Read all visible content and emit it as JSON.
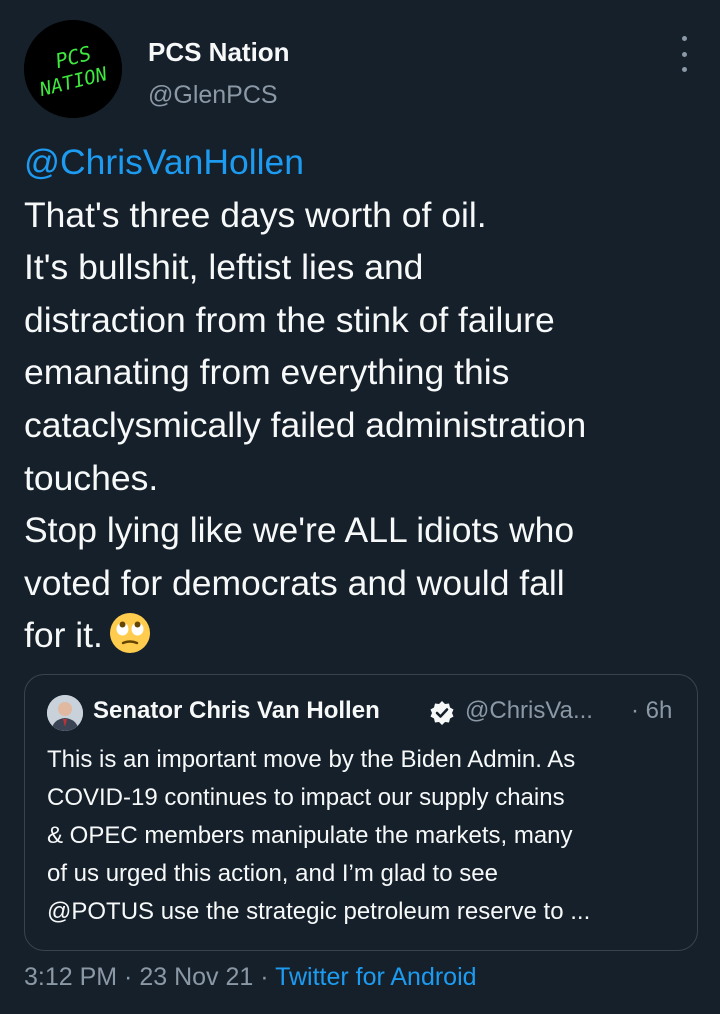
{
  "author": {
    "display_name": "PCS Nation",
    "handle": "@GlenPCS",
    "avatar_text_top": "PCS",
    "avatar_text_bottom": "NATION",
    "avatar_color": "#3ee83e"
  },
  "tweet": {
    "mention": "@ChrisVanHollen",
    "lines": [
      "That's three days worth of oil.",
      "It's bullshit, leftist lies and",
      "distraction from the stink of failure",
      "emanating from everything this",
      "cataclysmically failed administration",
      "touches.",
      "Stop lying like we're ALL idiots who",
      "voted for democrats and would fall",
      "for it."
    ],
    "emoji": "face-with-rolling-eyes-icon"
  },
  "quoted_tweet": {
    "display_name": "Senator Chris Van Hollen",
    "verified": true,
    "handle": "@ChrisVa...",
    "time": "· 6h",
    "lines": [
      "This is an important move by the Biden Admin. As",
      "COVID-19 continues to impact our supply chains",
      "& OPEC members manipulate the markets, many",
      "of us urged this action, and I’m glad to see",
      "@POTUS use the strategic petroleum reserve to ..."
    ]
  },
  "meta": {
    "time": "3:12 PM",
    "separator": " · ",
    "date": "23 Nov 21",
    "source": "Twitter for Android"
  },
  "colors": {
    "background": "#15202b",
    "accent": "#1d9bf0",
    "secondary_text": "#8b98a5",
    "border": "#38444d"
  }
}
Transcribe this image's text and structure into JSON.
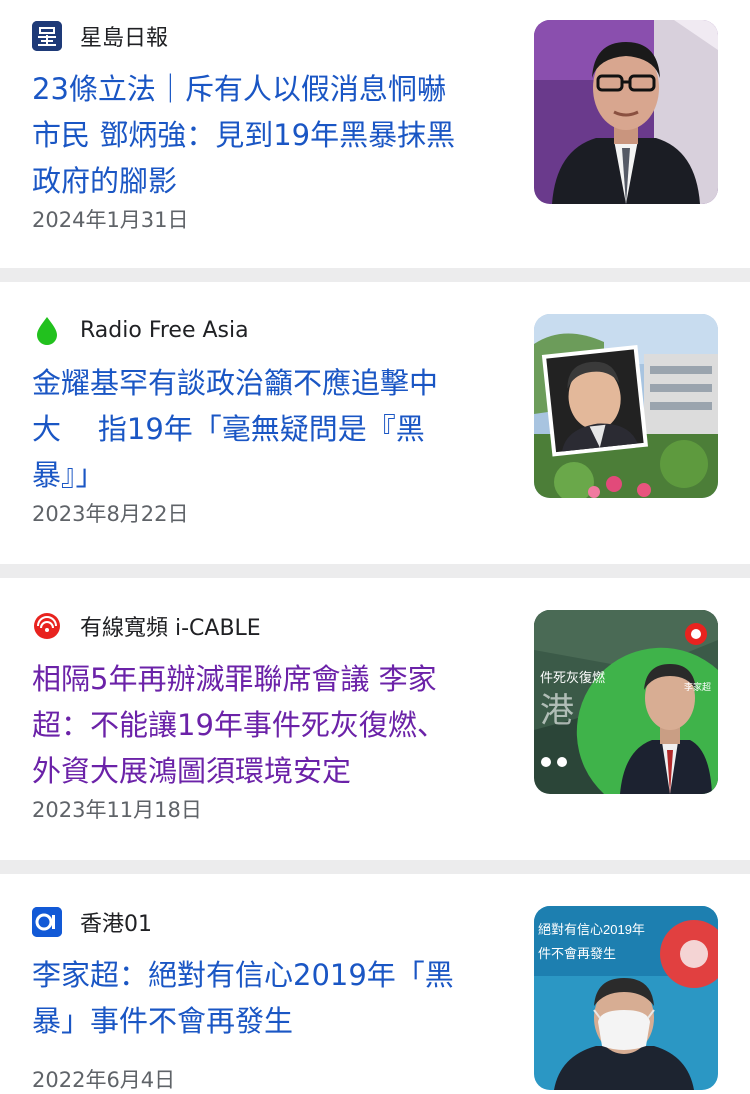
{
  "articles": [
    {
      "source": "星島日報",
      "source_icon": "singtao-logo-icon",
      "title": "23條立法｜斥有人以假消息恫嚇\n市民 鄧炳強：見到19年黑暴抹黑\n政府的腳影",
      "date": "2024年1月31日",
      "visited": false
    },
    {
      "source": "Radio Free Asia",
      "source_icon": "rfa-logo-icon",
      "title": "金耀基罕有談政治籲不應追擊中\n大    指19年「毫無疑問是『黑\n暴』」",
      "date": "2023年8月22日",
      "visited": false
    },
    {
      "source": "有線寬頻 i-CABLE",
      "source_icon": "icable-logo-icon",
      "title": "相隔5年再辦滅罪聯席會議 李家\n超：不能讓19年事件死灰復燃、\n外資大展鴻圖須環境安定",
      "date": "2023年11月18日",
      "visited": true,
      "thumb_text": "件死灰復燃",
      "thumb_text2": "李家超"
    },
    {
      "source": "香港01",
      "source_icon": "hk01-logo-icon",
      "title": "李家超：絕對有信心2019年「黑\n暴」事件不會再發生",
      "date": "2022年6月4日",
      "visited": false,
      "thumb_text": "絕對有信心2019年",
      "thumb_text2": "件不會再發生"
    }
  ],
  "colors": {
    "link": "#1a56c4",
    "visited_link": "#6b22a8",
    "date": "#5f6368",
    "separator": "#ececed"
  }
}
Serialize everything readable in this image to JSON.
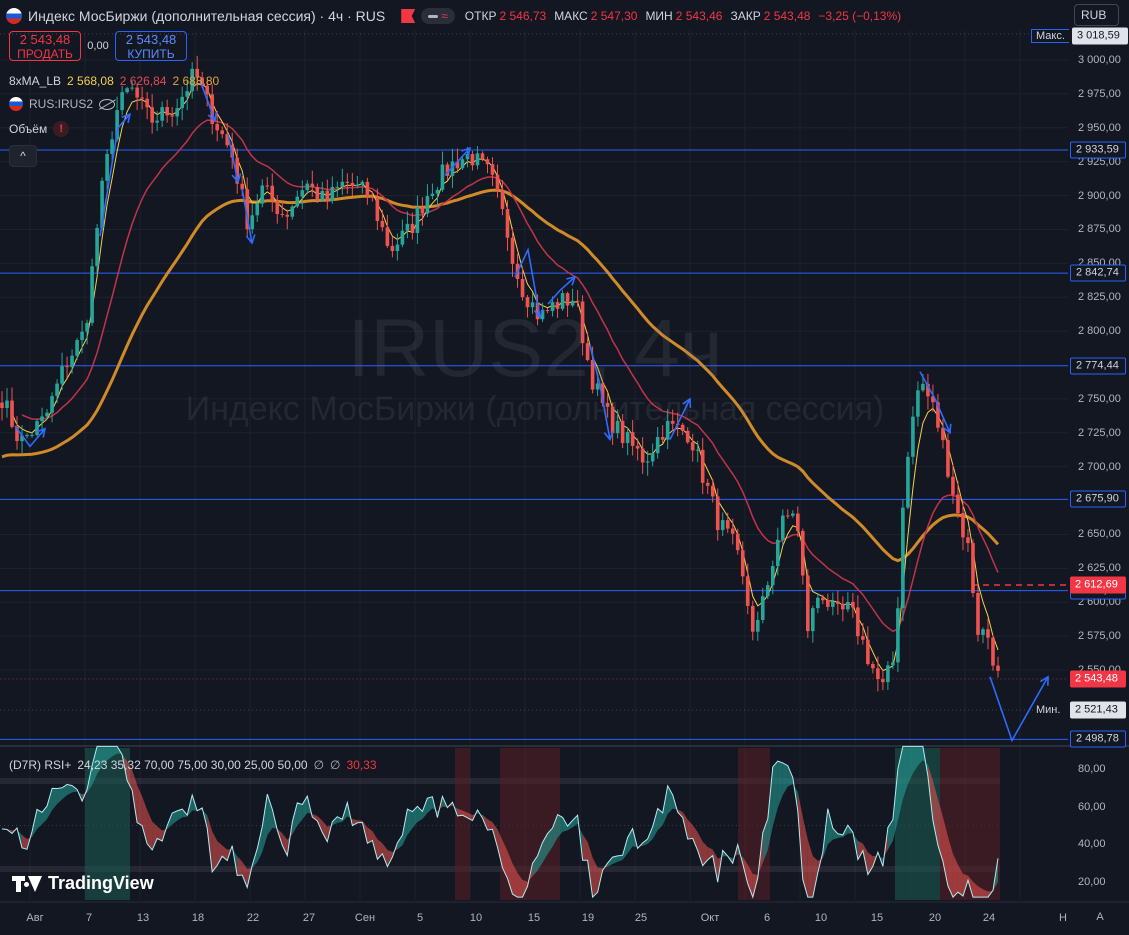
{
  "header": {
    "title": "Индекс МосБиржи (дополнительная сессия) · 4ч · RUS",
    "open_label": "ОТКР",
    "open_value": "2 546,73",
    "high_label": "МАКС",
    "high_value": "2 547,30",
    "low_label": "МИН",
    "low_value": "2 543,46",
    "close_label": "ЗАКР",
    "close_value": "2 543,48",
    "change": "−3,25 (−0,13%)",
    "pill_glyph": "≈"
  },
  "trade": {
    "sell_price": "2 543,48",
    "sell_label": "ПРОДАТЬ",
    "spread": "0,00",
    "buy_price": "2 543,48",
    "buy_label": "КУПИТЬ"
  },
  "legends": {
    "ma_name": "8xMA_LB",
    "ma_v1": "2 568,08",
    "ma_v2": "2 626,84",
    "ma_v3": "2 688,80",
    "compare": "RUS:IRUS2",
    "volume": "Объём",
    "warn_glyph": "!",
    "collapse_glyph": "^",
    "rsi_name": "(D7R) RSI+",
    "rsi_params": "24,23  35,32  70,00  75,00  30,00  25,00  50,00",
    "null_glyph": "∅",
    "rsi_last": "30,33"
  },
  "watermark": {
    "line1": "IRUS2, 4ч",
    "line2": "Индекс МосБиржи (дополнительная сессия)"
  },
  "currency": "RUB",
  "price_axis": {
    "ticks": [
      {
        "v": 3000,
        "t": "3 000,00"
      },
      {
        "v": 2975,
        "t": "2 975,00"
      },
      {
        "v": 2950,
        "t": "2 950,00"
      },
      {
        "v": 2925,
        "t": "2 925,00"
      },
      {
        "v": 2900,
        "t": "2 900,00"
      },
      {
        "v": 2875,
        "t": "2 875,00"
      },
      {
        "v": 2850,
        "t": "2 850,00"
      },
      {
        "v": 2825,
        "t": "2 825,00"
      },
      {
        "v": 2800,
        "t": "2 800,00"
      },
      {
        "v": 2750,
        "t": "2 750,00"
      },
      {
        "v": 2725,
        "t": "2 725,00"
      },
      {
        "v": 2700,
        "t": "2 700,00"
      },
      {
        "v": 2650,
        "t": "2 650,00"
      },
      {
        "v": 2625,
        "t": "2 625,00"
      },
      {
        "v": 2600,
        "t": "2 600,00"
      },
      {
        "v": 2575,
        "t": "2 575,00"
      },
      {
        "v": 2550,
        "t": "2 550,00"
      }
    ],
    "levels": [
      {
        "v": 2933.59,
        "t": "2 933,59"
      },
      {
        "v": 2842.74,
        "t": "2 842,74"
      },
      {
        "v": 2774.44,
        "t": "2 774,44"
      },
      {
        "v": 2675.9,
        "t": "2 675,90"
      },
      {
        "v": 2608.52,
        "t": "2 608,52"
      },
      {
        "v": 2498.78,
        "t": "2 498,78"
      }
    ],
    "max": {
      "v": 3018.59,
      "t": "3 018,59",
      "tag": "Макс."
    },
    "min": {
      "v": 2521.43,
      "t": "2 521,43",
      "tag": "Мин."
    },
    "last": {
      "v": 2543.48,
      "t": "2 543,48"
    },
    "alert": {
      "v": 2612.69,
      "t": "2 612,69"
    }
  },
  "rsi_axis": [
    {
      "v": 80,
      "t": "80,00"
    },
    {
      "v": 60,
      "t": "60,00"
    },
    {
      "v": 40,
      "t": "40,00"
    },
    {
      "v": 20,
      "t": "20,00"
    }
  ],
  "time_axis": [
    "Авг",
    "7",
    "13",
    "18",
    "22",
    "27",
    "Сен",
    "5",
    "10",
    "15",
    "19",
    "25",
    "Окт",
    "6",
    "10",
    "15",
    "20",
    "24",
    "Н"
  ],
  "brand": "TradingView",
  "colors": {
    "up": "#26a69a",
    "down": "#ef5350",
    "level": "#2962ff",
    "ma_fast": "#f5d14d",
    "ma_mid": "#c2334a",
    "ma_slow": "#d08b28",
    "rsi_line": "#b2ebf2"
  }
}
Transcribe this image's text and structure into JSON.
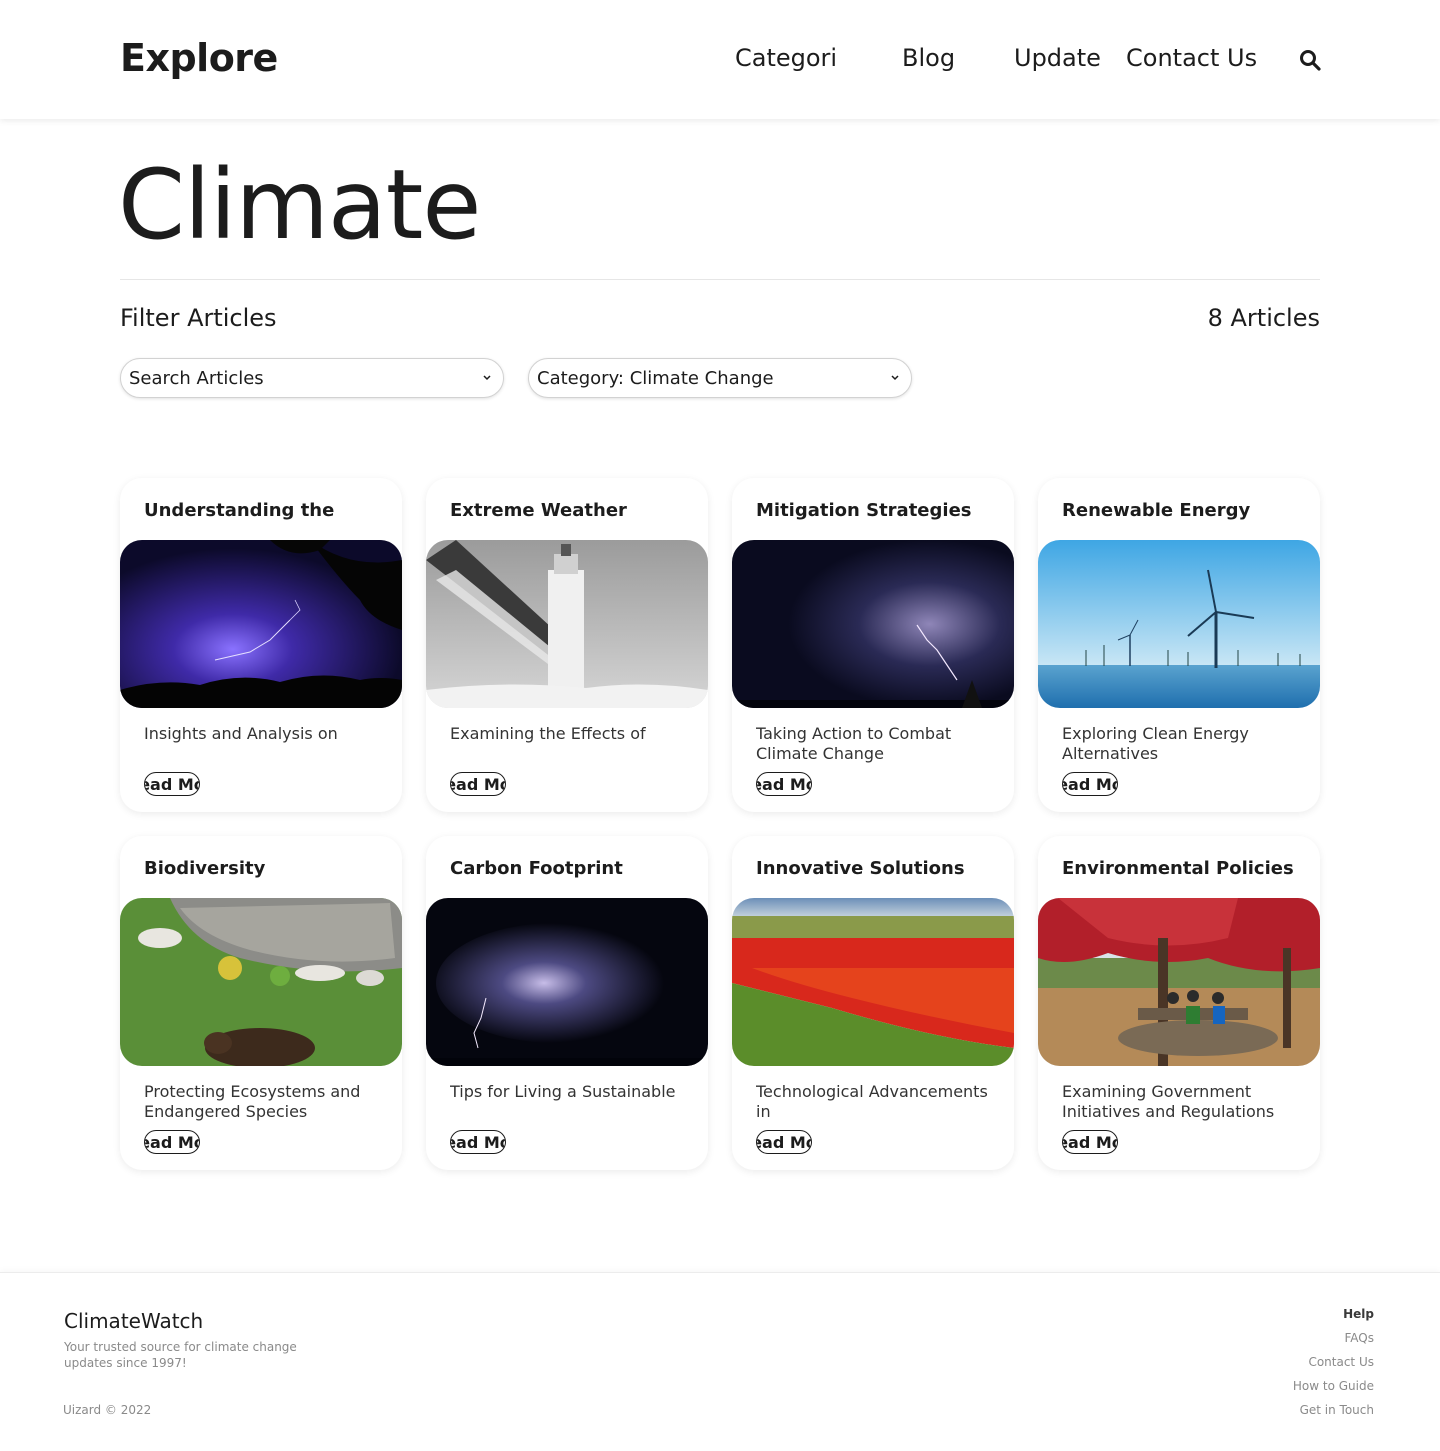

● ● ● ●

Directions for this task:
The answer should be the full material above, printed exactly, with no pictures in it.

Task output:
Read all visible content and emit it as JSON.
{
  "author": {
    "display_name": "PCS Nation",
    "handle": "@GlenPCS",
    "avatar_text_top": "PCS",
    "avatar_text_bottom": "NATION",
    "avatar_color": "#3ee83e"
  },
  "tweet": {
    "mention": "@ChrisVanHollen",
    "lines": [
      "That's three days worth of oil.",
      "It's bullshit, leftist lies and",
      "distraction from the stink of failure",
      "emanating from everything this",
      "cataclysmically failed administration",
      "touches.",
      "Stop lying like we're ALL idiots who",
      "voted for democrats and would fall",
      "for it."
    ],
    "emoji": "face-with-rolling-eyes-icon"
  },
  "quoted_tweet": {
    "display_name": "Senator Chris Van Hollen",
    "verified": true,
    "handle": "@ChrisVa...",
    "time": "· 6h",
    "lines": [
      "This is an important move by the Biden Admin. As",
      "COVID-19 continues to impact our supply chains",
      "& OPEC members manipulate the markets, many",
      "of us urged this action, and I’m glad to see",
      "@POTUS use the strategic petroleum reserve to ..."
    ]
  },
  "meta": {
    "time": "3:12 PM",
    "separator": " · ",
    "date": "23 Nov 21",
    "source": "Twitter for Android"
  },
  "colors": {
    "background": "#15202b",
    "accent": "#1d9bf0",
    "secondary_text": "#8b98a5",
    "border": "#38444d"
  }
}
Transcribe this image's text and structure into JSON.
{
  "articles": [
    {
      "source": "星島日報",
      "source_icon": "singtao-logo-icon",
      "title": "23條立法｜斥有人以假消息恫嚇\n市民 鄧炳強：見到19年黑暴抹黑\n政府的腳影",
      "date": "2024年1月31日",
      "visited": false
    },
    {
      "source": "Radio Free Asia",
      "source_icon": "rfa-logo-icon",
      "title": "金耀基罕有談政治籲不應追擊中\n大    指19年「毫無疑問是『黑\n暴』」",
      "date": "2023年8月22日",
      "visited": false
    },
    {
      "source": "有線寬頻 i-CABLE",
      "source_icon": "icable-logo-icon",
      "title": "相隔5年再辦滅罪聯席會議 李家\n超：不能讓19年事件死灰復燃、\n外資大展鴻圖須環境安定",
      "date": "2023年11月18日",
      "visited": true,
      "thumb_text": "件死灰復燃",
      "thumb_text2": "李家超"
    },
    {
      "source": "香港01",
      "source_icon": "hk01-logo-icon",
      "title": "李家超：絕對有信心2019年「黑\n暴」事件不會再發生",
      "date": "2022年6月4日",
      "visited": false,
      "thumb_text": "絕對有信心2019年",
      "thumb_text2": "件不會再發生"
    }
  ],
  "colors": {
    "link": "#1a56c4",
    "visited_link": "#6b22a8",
    "date": "#5f6368",
    "separator": "#ececed"
  }
}
Serialize everything readable in this image to JSON.
{
  "header": {
    "title": "Индекс МосБиржи (дополнительная сессия) · 4ч · RUS",
    "open_label": "ОТКР",
    "open_value": "2 546,73",
    "high_label": "МАКС",
    "high_value": "2 547,30",
    "low_label": "МИН",
    "low_value": "2 543,46",
    "close_label": "ЗАКР",
    "close_value": "2 543,48",
    "change": "−3,25 (−0,13%)",
    "pill_glyph": "≈"
  },
  "trade": {
    "sell_price": "2 543,48",
    "sell_label": "ПРОДАТЬ",
    "spread": "0,00",
    "buy_price": "2 543,48",
    "buy_label": "КУПИТЬ"
  },
  "legends": {
    "ma_name": "8xMA_LB",
    "ma_v1": "2 568,08",
    "ma_v2": "2 626,84",
    "ma_v3": "2 688,80",
    "compare": "RUS:IRUS2",
    "volume": "Объём",
    "warn_glyph": "!",
    "collapse_glyph": "^",
    "rsi_name": "(D7R) RSI+",
    "rsi_params": "24,23  35,32  70,00  75,00  30,00  25,00  50,00",
    "null_glyph": "∅",
    "rsi_last": "30,33"
  },
  "watermark": {
    "line1": "IRUS2, 4ч",
    "line2": "Индекс МосБиржи (дополнительная сессия)"
  },
  "currency": "RUB",
  "price_axis": {
    "ticks": [
      {
        "v": 3000,
        "t": "3 000,00"
      },
      {
        "v": 2975,
        "t": "2 975,00"
      },
      {
        "v": 2950,
        "t": "2 950,00"
      },
      {
        "v": 2925,
        "t": "2 925,00"
      },
      {
        "v": 2900,
        "t": "2 900,00"
      },
      {
        "v": 2875,
        "t": "2 875,00"
      },
      {
        "v": 2850,
        "t": "2 850,00"
      },
      {
        "v": 2825,
        "t": "2 825,00"
      },
      {
        "v": 2800,
        "t": "2 800,00"
      },
      {
        "v": 2750,
        "t": "2 750,00"
      },
      {
        "v": 2725,
        "t": "2 725,00"
      },
      {
        "v": 2700,
        "t": "2 700,00"
      },
      {
        "v": 2650,
        "t": "2 650,00"
      },
      {
        "v": 2625,
        "t": "2 625,00"
      },
      {
        "v": 2600,
        "t": "2 600,00"
      },
      {
        "v": 2575,
        "t": "2 575,00"
      },
      {
        "v": 2550,
        "t": "2 550,00"
      }
    ],
    "levels": [
      {
        "v": 2933.59,
        "t": "2 933,59"
      },
      {
        "v": 2842.74,
        "t": "2 842,74"
      },
      {
        "v": 2774.44,
        "t": "2 774,44"
      },
      {
        "v": 2675.9,
        "t": "2 675,90"
      },
      {
        "v": 2608.52,
        "t": "2 608,52"
      },
      {
        "v": 2498.78,
        "t": "2 498,78"
      }
    ],
    "max": {
      "v": 3018.59,
      "t": "3 018,59",
      "tag": "Макс."
    },
    "min": {
      "v": 2521.43,
      "t": "2 521,43",
      "tag": "Мин."
    },
    "last": {
      "v": 2543.48,
      "t": "2 543,48"
    },
    "alert": {
      "v": 2612.69,
      "t": "2 612,69"
    }
  },
  "rsi_axis": [
    {
      "v": 80,
      "t": "80,00"
    },
    {
      "v": 60,
      "t": "60,00"
    },
    {
      "v": 40,
      "t": "40,00"
    },
    {
      "v": 20,
      "t": "20,00"
    }
  ],
  "time_axis": [
    "Авг",
    "7",
    "13",
    "18",
    "22",
    "27",
    "Сен",
    "5",
    "10",
    "15",
    "19",
    "25",
    "Окт",
    "6",
    "10",
    "15",
    "20",
    "24",
    "Н"
  ],
  "brand": "TradingView",
  "colors": {
    "up": "#26a69a",
    "down": "#ef5350",
    "level": "#2962ff",
    "ma_fast": "#f5d14d",
    "ma_mid": "#c2334a",
    "ma_slow": "#d08b28",
    "rsi_line": "#b2ebf2"
  }
}
Transcribe this image's text and structure into JSON.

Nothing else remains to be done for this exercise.